The school has been running its afternoon program until 6 p.m., funded by a 21st Century Community Learning Centers grant that runs out in December. Fair View recently lost its bid for new funding; CUSD’s John Bohannon, director of alternative education, said the extended day was out-ranked by other high school programs in the state that applied for the competitive grant.
“These are the things that make this difficult — finding ways to continue to fund the programs that help make a school successful,” Bohannon said.
CUSD says it’s committed to its alternative education “pathway”; it now runs four alternative programs, including Fair View, on a campus that once housed an elementary school.
But administrators admit that the alternative ed track runs on innovative thinking. Fair View, for example, has developed a list of more than 40 local businesses and non-profits that have signed on as “community partners.” Those organizations and agencies provide scholarships, internships and financial aid to students who may need groceries or shoes.
The community partners figure prominently in plans to build a facility for construction classes on the Fair View campus that was approved May 17 by the CUSD Board of Trustees. Now, McKay said, they’ll be tapped to help maintain an extended school day. But he warns that the afternoon program is “not going to look the same.”
Four years ago, the California Alternative Education Research Project produced a study showing that continuation schools have come be viewed as a “cornerstone of the state’s drop-out prevention strategy.”

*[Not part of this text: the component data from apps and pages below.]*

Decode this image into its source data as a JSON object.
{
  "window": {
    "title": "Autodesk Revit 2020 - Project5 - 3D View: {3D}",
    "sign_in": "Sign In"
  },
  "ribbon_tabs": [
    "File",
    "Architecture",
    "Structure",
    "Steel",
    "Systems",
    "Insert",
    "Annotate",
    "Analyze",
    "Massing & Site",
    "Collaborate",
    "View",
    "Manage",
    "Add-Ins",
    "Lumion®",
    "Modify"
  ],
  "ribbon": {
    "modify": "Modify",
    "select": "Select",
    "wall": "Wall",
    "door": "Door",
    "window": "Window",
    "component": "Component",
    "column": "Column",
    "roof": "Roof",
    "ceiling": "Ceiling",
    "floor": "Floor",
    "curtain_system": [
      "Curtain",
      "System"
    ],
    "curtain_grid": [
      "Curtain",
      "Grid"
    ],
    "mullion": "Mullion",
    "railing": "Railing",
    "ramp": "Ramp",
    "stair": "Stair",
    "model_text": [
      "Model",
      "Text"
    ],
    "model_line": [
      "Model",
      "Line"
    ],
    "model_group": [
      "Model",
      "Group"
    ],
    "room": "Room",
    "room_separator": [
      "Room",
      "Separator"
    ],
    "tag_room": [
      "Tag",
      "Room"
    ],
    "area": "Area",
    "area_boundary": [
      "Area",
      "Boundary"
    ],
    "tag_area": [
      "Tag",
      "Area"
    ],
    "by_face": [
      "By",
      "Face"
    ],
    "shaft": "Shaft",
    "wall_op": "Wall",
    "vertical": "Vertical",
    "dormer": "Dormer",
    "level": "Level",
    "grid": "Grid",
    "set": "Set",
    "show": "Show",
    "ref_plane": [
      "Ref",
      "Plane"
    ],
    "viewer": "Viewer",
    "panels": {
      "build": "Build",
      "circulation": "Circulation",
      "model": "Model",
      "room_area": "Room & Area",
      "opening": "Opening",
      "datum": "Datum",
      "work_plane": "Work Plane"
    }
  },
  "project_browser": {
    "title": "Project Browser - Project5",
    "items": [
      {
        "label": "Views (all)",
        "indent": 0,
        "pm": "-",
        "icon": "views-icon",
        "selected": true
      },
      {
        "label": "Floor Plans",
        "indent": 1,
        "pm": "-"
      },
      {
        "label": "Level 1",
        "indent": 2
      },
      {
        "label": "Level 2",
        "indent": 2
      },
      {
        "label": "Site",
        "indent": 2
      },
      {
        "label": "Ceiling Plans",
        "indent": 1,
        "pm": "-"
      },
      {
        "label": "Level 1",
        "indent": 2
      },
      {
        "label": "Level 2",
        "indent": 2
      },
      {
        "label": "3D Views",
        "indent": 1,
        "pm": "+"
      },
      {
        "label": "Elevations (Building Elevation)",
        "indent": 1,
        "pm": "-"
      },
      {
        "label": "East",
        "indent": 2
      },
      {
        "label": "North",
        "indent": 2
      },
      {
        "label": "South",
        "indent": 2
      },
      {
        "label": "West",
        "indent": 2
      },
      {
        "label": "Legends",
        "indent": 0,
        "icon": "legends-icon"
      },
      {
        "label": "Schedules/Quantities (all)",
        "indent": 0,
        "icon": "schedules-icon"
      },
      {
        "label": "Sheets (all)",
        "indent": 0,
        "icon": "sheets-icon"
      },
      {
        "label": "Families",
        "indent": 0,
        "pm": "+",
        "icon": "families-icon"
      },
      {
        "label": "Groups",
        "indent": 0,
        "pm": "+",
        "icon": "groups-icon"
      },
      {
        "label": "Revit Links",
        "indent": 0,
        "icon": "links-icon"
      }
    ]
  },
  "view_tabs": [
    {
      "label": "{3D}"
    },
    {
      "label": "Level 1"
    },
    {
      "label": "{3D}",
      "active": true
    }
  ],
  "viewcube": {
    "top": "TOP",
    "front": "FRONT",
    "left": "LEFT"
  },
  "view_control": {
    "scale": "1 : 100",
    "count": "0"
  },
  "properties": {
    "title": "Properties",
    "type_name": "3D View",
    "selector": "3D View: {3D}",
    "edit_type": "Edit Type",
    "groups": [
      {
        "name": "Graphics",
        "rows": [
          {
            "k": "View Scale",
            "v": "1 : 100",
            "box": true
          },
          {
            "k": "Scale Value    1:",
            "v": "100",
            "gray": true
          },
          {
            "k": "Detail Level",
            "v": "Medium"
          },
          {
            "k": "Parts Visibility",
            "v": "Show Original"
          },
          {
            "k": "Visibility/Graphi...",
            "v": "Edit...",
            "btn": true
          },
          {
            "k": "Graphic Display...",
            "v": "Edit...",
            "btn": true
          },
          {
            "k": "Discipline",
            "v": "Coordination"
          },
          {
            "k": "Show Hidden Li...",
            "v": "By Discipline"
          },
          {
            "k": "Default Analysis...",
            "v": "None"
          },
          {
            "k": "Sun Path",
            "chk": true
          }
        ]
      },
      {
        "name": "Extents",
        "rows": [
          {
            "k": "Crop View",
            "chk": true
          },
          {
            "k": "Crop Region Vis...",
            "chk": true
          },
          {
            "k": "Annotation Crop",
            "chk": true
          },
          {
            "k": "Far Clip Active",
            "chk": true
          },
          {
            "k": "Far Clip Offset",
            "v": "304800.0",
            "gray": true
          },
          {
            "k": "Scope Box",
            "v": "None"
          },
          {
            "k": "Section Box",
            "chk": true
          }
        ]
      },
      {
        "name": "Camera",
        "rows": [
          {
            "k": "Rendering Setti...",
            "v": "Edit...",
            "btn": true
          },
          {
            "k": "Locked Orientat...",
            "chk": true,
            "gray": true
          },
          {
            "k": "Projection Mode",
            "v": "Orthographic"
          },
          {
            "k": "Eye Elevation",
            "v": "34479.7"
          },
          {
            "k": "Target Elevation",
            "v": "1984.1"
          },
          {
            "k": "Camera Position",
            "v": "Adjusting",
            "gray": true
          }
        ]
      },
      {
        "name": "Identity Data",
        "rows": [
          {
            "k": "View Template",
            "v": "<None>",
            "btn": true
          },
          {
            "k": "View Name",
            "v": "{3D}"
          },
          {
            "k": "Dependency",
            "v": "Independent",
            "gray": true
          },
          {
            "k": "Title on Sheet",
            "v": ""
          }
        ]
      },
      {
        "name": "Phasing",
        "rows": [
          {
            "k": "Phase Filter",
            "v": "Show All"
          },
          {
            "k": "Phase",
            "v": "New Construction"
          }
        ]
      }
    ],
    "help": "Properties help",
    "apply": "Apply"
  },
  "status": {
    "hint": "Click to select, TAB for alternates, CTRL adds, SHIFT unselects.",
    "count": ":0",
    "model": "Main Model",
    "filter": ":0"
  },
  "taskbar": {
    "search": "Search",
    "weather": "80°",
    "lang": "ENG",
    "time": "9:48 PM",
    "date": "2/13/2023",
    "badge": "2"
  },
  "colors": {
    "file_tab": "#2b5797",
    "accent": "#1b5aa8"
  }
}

In the 2012 study, authors Jorge Ruiz de Velasco of UC Berkeley and Milbrey McLaughlin of Stanford say that successful continuation schools offered expanded learning time, but the “quality and range of learning time… was determined solely by the accident of local resource availability and the self-determined level of effort at individual sites.”